Author Notes

Dorothy M. Brown is Professor of History at Georgetown University
Elizabeth McKeown is Professor of History of Christianity at Georgetown University

Reviews 1

Choice Review
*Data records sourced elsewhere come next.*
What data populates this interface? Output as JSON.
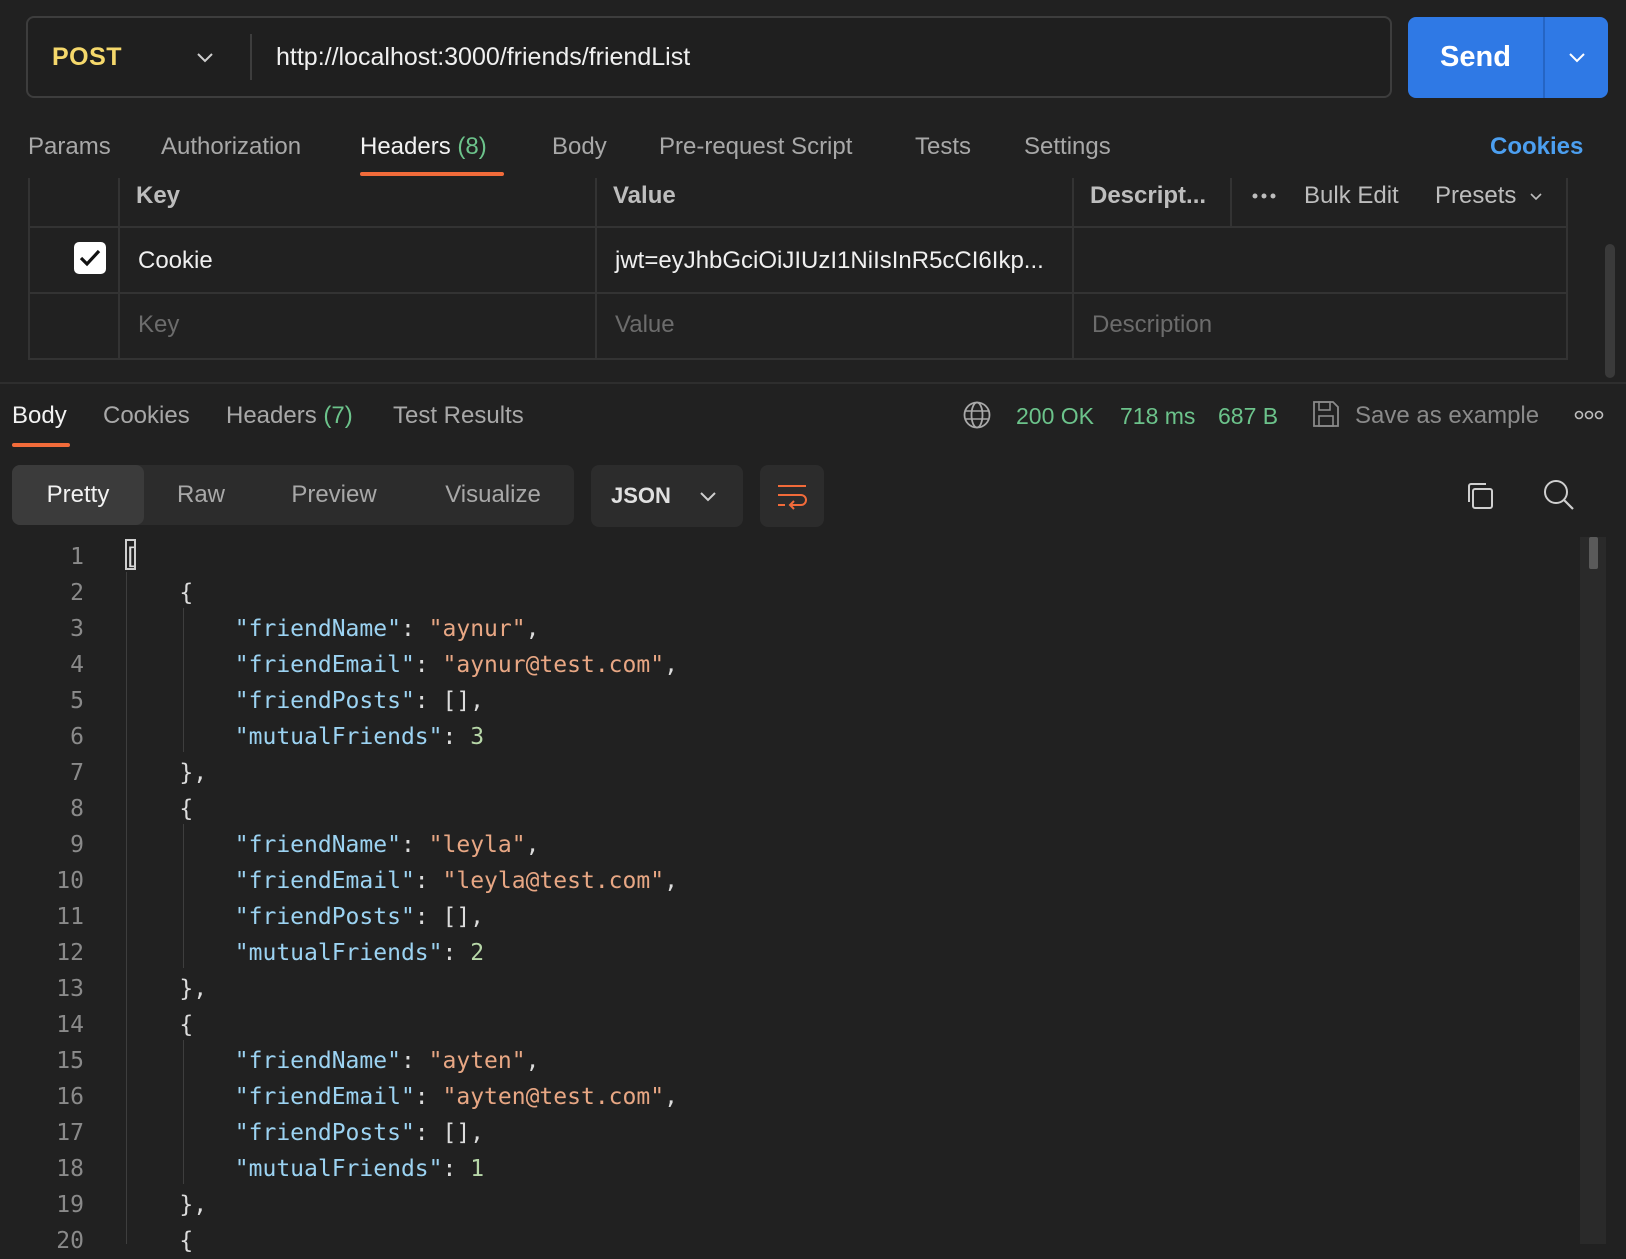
{
  "request": {
    "method": "POST",
    "url": "http://localhost:3000/friends/friendList",
    "send_label": "Send"
  },
  "request_tabs": [
    {
      "label": "Params"
    },
    {
      "label": "Authorization"
    },
    {
      "label": "Headers",
      "count": "(8)"
    },
    {
      "label": "Body"
    },
    {
      "label": "Pre-request Script"
    },
    {
      "label": "Tests"
    },
    {
      "label": "Settings"
    }
  ],
  "cookies_link": "Cookies",
  "headers_table": {
    "columns": {
      "key": "Key",
      "value": "Value",
      "description": "Descript..."
    },
    "actions": {
      "bulk_edit": "Bulk Edit",
      "presets": "Presets"
    },
    "rows": [
      {
        "checked": true,
        "key": "Cookie",
        "value": "jwt=eyJhbGciOiJIUzI1NiIsInR5cCI6Ikp..."
      }
    ],
    "placeholder": {
      "key": "Key",
      "value": "Value",
      "description": "Description"
    }
  },
  "response_tabs": [
    {
      "label": "Body"
    },
    {
      "label": "Cookies"
    },
    {
      "label": "Headers",
      "count": "(7)"
    },
    {
      "label": "Test Results"
    }
  ],
  "response_status": {
    "status": "200 OK",
    "time": "718 ms",
    "size": "687 B",
    "save_example": "Save as example"
  },
  "view_tabs": [
    "Pretty",
    "Raw",
    "Preview",
    "Visualize"
  ],
  "format": "JSON",
  "code_lines": [
    [
      [
        "p",
        "["
      ]
    ],
    [
      [
        "p",
        "    {"
      ]
    ],
    [
      [
        "p",
        "        "
      ],
      [
        "k",
        "\"friendName\""
      ],
      [
        "p",
        ": "
      ],
      [
        "s",
        "\"aynur\""
      ],
      [
        "p",
        ","
      ]
    ],
    [
      [
        "p",
        "        "
      ],
      [
        "k",
        "\"friendEmail\""
      ],
      [
        "p",
        ": "
      ],
      [
        "s",
        "\"aynur@test.com\""
      ],
      [
        "p",
        ","
      ]
    ],
    [
      [
        "p",
        "        "
      ],
      [
        "k",
        "\"friendPosts\""
      ],
      [
        "p",
        ": [],"
      ]
    ],
    [
      [
        "p",
        "        "
      ],
      [
        "k",
        "\"mutualFriends\""
      ],
      [
        "p",
        ": "
      ],
      [
        "n",
        "3"
      ]
    ],
    [
      [
        "p",
        "    },"
      ]
    ],
    [
      [
        "p",
        "    {"
      ]
    ],
    [
      [
        "p",
        "        "
      ],
      [
        "k",
        "\"friendName\""
      ],
      [
        "p",
        ": "
      ],
      [
        "s",
        "\"leyla\""
      ],
      [
        "p",
        ","
      ]
    ],
    [
      [
        "p",
        "        "
      ],
      [
        "k",
        "\"friendEmail\""
      ],
      [
        "p",
        ": "
      ],
      [
        "s",
        "\"leyla@test.com\""
      ],
      [
        "p",
        ","
      ]
    ],
    [
      [
        "p",
        "        "
      ],
      [
        "k",
        "\"friendPosts\""
      ],
      [
        "p",
        ": [],"
      ]
    ],
    [
      [
        "p",
        "        "
      ],
      [
        "k",
        "\"mutualFriends\""
      ],
      [
        "p",
        ": "
      ],
      [
        "n",
        "2"
      ]
    ],
    [
      [
        "p",
        "    },"
      ]
    ],
    [
      [
        "p",
        "    {"
      ]
    ],
    [
      [
        "p",
        "        "
      ],
      [
        "k",
        "\"friendName\""
      ],
      [
        "p",
        ": "
      ],
      [
        "s",
        "\"ayten\""
      ],
      [
        "p",
        ","
      ]
    ],
    [
      [
        "p",
        "        "
      ],
      [
        "k",
        "\"friendEmail\""
      ],
      [
        "p",
        ": "
      ],
      [
        "s",
        "\"ayten@test.com\""
      ],
      [
        "p",
        ","
      ]
    ],
    [
      [
        "p",
        "        "
      ],
      [
        "k",
        "\"friendPosts\""
      ],
      [
        "p",
        ": [],"
      ]
    ],
    [
      [
        "p",
        "        "
      ],
      [
        "k",
        "\"mutualFriends\""
      ],
      [
        "p",
        ": "
      ],
      [
        "n",
        "1"
      ]
    ],
    [
      [
        "p",
        "    },"
      ]
    ],
    [
      [
        "p",
        "    {"
      ]
    ]
  ]
}
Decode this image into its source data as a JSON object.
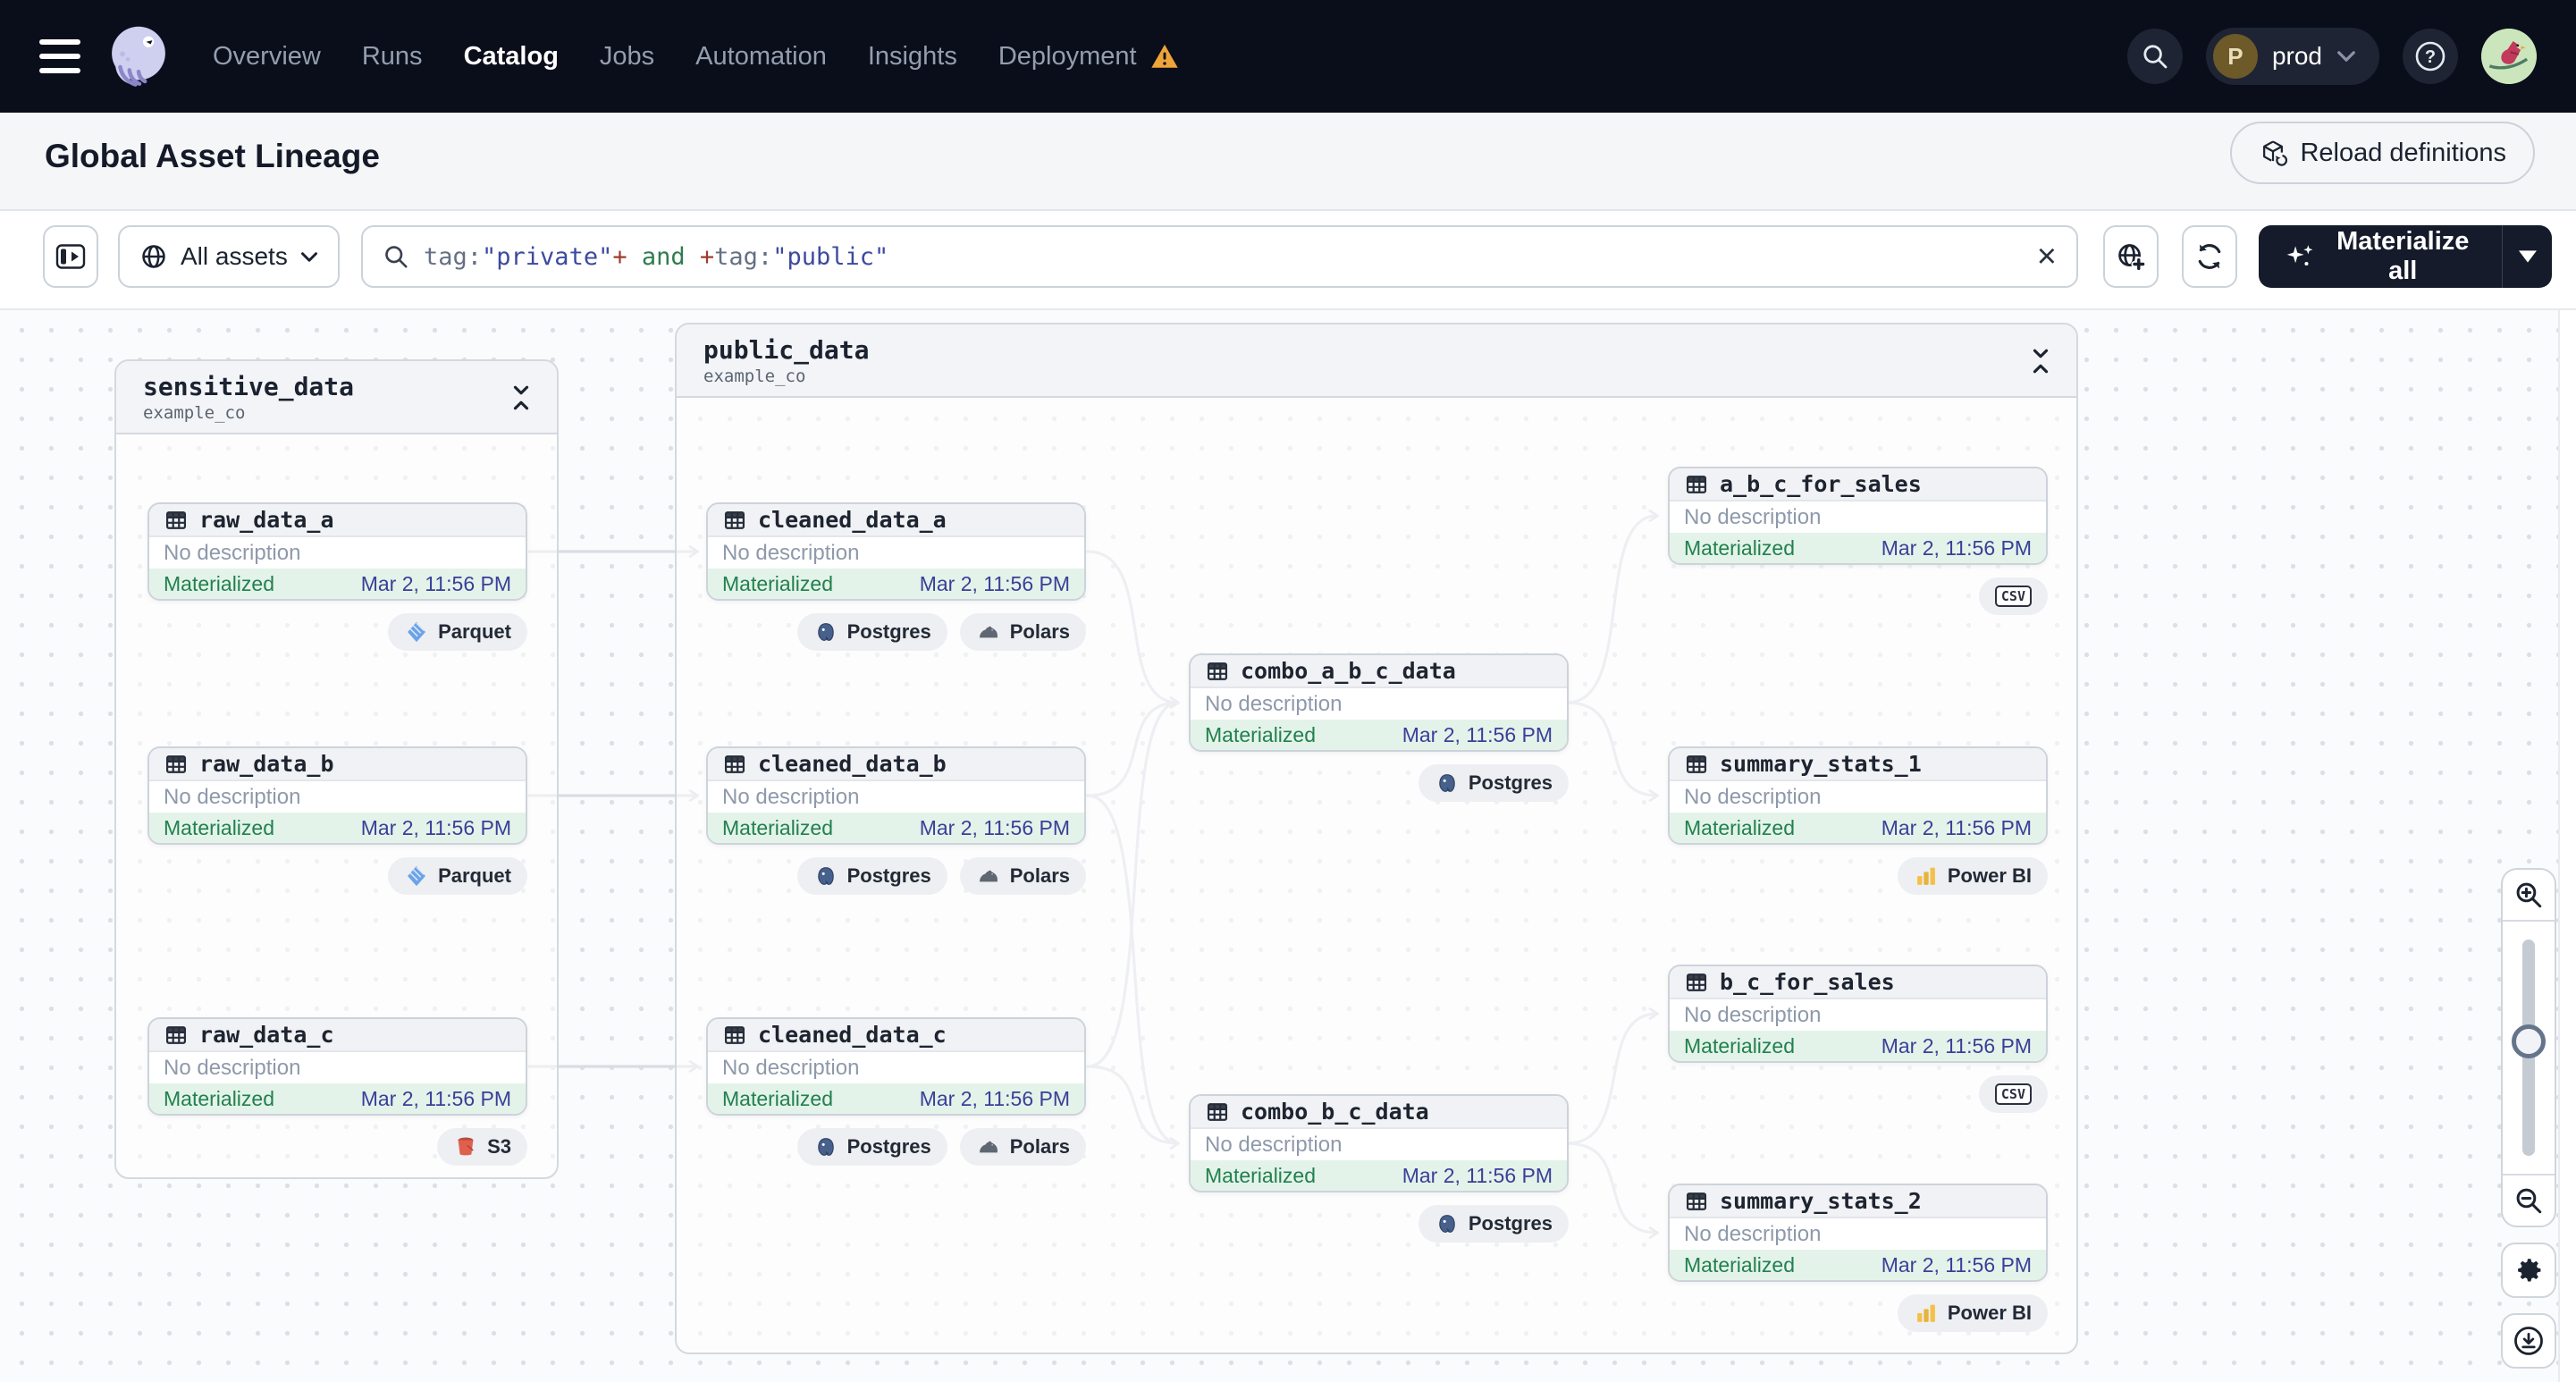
{
  "nav": {
    "items": [
      "Overview",
      "Runs",
      "Catalog",
      "Jobs",
      "Automation",
      "Insights",
      "Deployment"
    ],
    "active_item": "Catalog",
    "environment": {
      "initial": "P",
      "name": "prod"
    }
  },
  "header": {
    "title": "Global Asset Lineage",
    "reload_label": "Reload definitions"
  },
  "toolbar": {
    "scope_label": "All assets",
    "search_tokens": {
      "t0": "tag:",
      "t1": "\"private\"",
      "t2": "+",
      "t3": " and ",
      "t4": "+",
      "t5": "tag:",
      "t6": "\"public\""
    },
    "materialize_label": "Materialize all"
  },
  "colors": {
    "nav_bg": "#0a0e1b",
    "token_field": "#667084",
    "token_string": "#3d4a9e",
    "token_plus": "#9e3b2f",
    "token_keyword": "#2f7d4f",
    "status_green": "#22804f",
    "status_bg": "#e3f3e9",
    "timestamp_indigo": "#3a3f99",
    "warning_orange": "#efa43a",
    "materialize_bg": "#151b2b"
  },
  "graph": {
    "groups": [
      {
        "name": "sensitive_data",
        "location": "example_co"
      },
      {
        "name": "public_data",
        "location": "example_co"
      }
    ],
    "nodes": [
      {
        "name": "raw_data_a",
        "description": "No description",
        "status": "Materialized",
        "timestamp": "Mar 2, 11:56 PM",
        "badges": [
          {
            "icon": "parquet",
            "label": "Parquet"
          }
        ]
      },
      {
        "name": "raw_data_b",
        "description": "No description",
        "status": "Materialized",
        "timestamp": "Mar 2, 11:56 PM",
        "badges": [
          {
            "icon": "parquet",
            "label": "Parquet"
          }
        ]
      },
      {
        "name": "raw_data_c",
        "description": "No description",
        "status": "Materialized",
        "timestamp": "Mar 2, 11:56 PM",
        "badges": [
          {
            "icon": "s3",
            "label": "S3"
          }
        ]
      },
      {
        "name": "cleaned_data_a",
        "description": "No description",
        "status": "Materialized",
        "timestamp": "Mar 2, 11:56 PM",
        "badges": [
          {
            "icon": "postgres",
            "label": "Postgres"
          },
          {
            "icon": "polars",
            "label": "Polars"
          }
        ]
      },
      {
        "name": "cleaned_data_b",
        "description": "No description",
        "status": "Materialized",
        "timestamp": "Mar 2, 11:56 PM",
        "badges": [
          {
            "icon": "postgres",
            "label": "Postgres"
          },
          {
            "icon": "polars",
            "label": "Polars"
          }
        ]
      },
      {
        "name": "cleaned_data_c",
        "description": "No description",
        "status": "Materialized",
        "timestamp": "Mar 2, 11:56 PM",
        "badges": [
          {
            "icon": "postgres",
            "label": "Postgres"
          },
          {
            "icon": "polars",
            "label": "Polars"
          }
        ]
      },
      {
        "name": "combo_a_b_c_data",
        "description": "No description",
        "status": "Materialized",
        "timestamp": "Mar 2, 11:56 PM",
        "badges": [
          {
            "icon": "postgres",
            "label": "Postgres"
          }
        ]
      },
      {
        "name": "combo_b_c_data",
        "description": "No description",
        "status": "Materialized",
        "timestamp": "Mar 2, 11:56 PM",
        "badges": [
          {
            "icon": "postgres",
            "label": "Postgres"
          }
        ]
      },
      {
        "name": "a_b_c_for_sales",
        "description": "No description",
        "status": "Materialized",
        "timestamp": "Mar 2, 11:56 PM",
        "badges": [
          {
            "icon": "csv",
            "label": "CSV"
          }
        ]
      },
      {
        "name": "summary_stats_1",
        "description": "No description",
        "status": "Materialized",
        "timestamp": "Mar 2, 11:56 PM",
        "badges": [
          {
            "icon": "powerbi",
            "label": "Power BI"
          }
        ]
      },
      {
        "name": "b_c_for_sales",
        "description": "No description",
        "status": "Materialized",
        "timestamp": "Mar 2, 11:56 PM",
        "badges": [
          {
            "icon": "csv",
            "label": "CSV"
          }
        ]
      },
      {
        "name": "summary_stats_2",
        "description": "No description",
        "status": "Materialized",
        "timestamp": "Mar 2, 11:56 PM",
        "badges": [
          {
            "icon": "powerbi",
            "label": "Power BI"
          }
        ]
      }
    ]
  }
}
Responding to both the increased numbers of Catholic poor and the anti-Catholic charity campaigns of Protestant reformers during the late 19th century, Catholics developed a network of institutions and services designed to take care of their coreligionists. Activism soon generated debates over professionalization, as Catholic "providers" contended with the new ideas of professional social workers and centralization and vied with local Catholic bishops over control of diocesan charity institutions, services, and funding. As the leadership of Catholic charities realized that access to policy making at all levels was essential for continued public financial support, Catholic charity work became increasingly politicized. In learning to advance their interests in the forum of national pressure group politics during the 1930s, Catholics positioned themselves to have a significant influence on New Deal programs affecting families and children. Although narrowly focused, this institutional history is valuable for underscoring the importance of the private sector in American welfare and for adding a Catholic dimension to recent welfare scholarship. Upper-division undergraduates and above. S. L. Piott; Clarion University of Pennsylvania

Table of Contents

Acknowledgmentsp. vii
Introductionp. 1
1 The New York Systemp. 13
2 The Larger Landscapep. 51
3 Inside the Institutions: Foundlings, Orphans, Delinquentsp. 86
4 Outside the Institutions: Pensions, Precaution, Preventionp. 120
5 Catholic Charities, the Great Depression, and the New Dealp. 151
Conclusionp. 193
Sourcesp. 199
Notesp. 201
Indexp. 279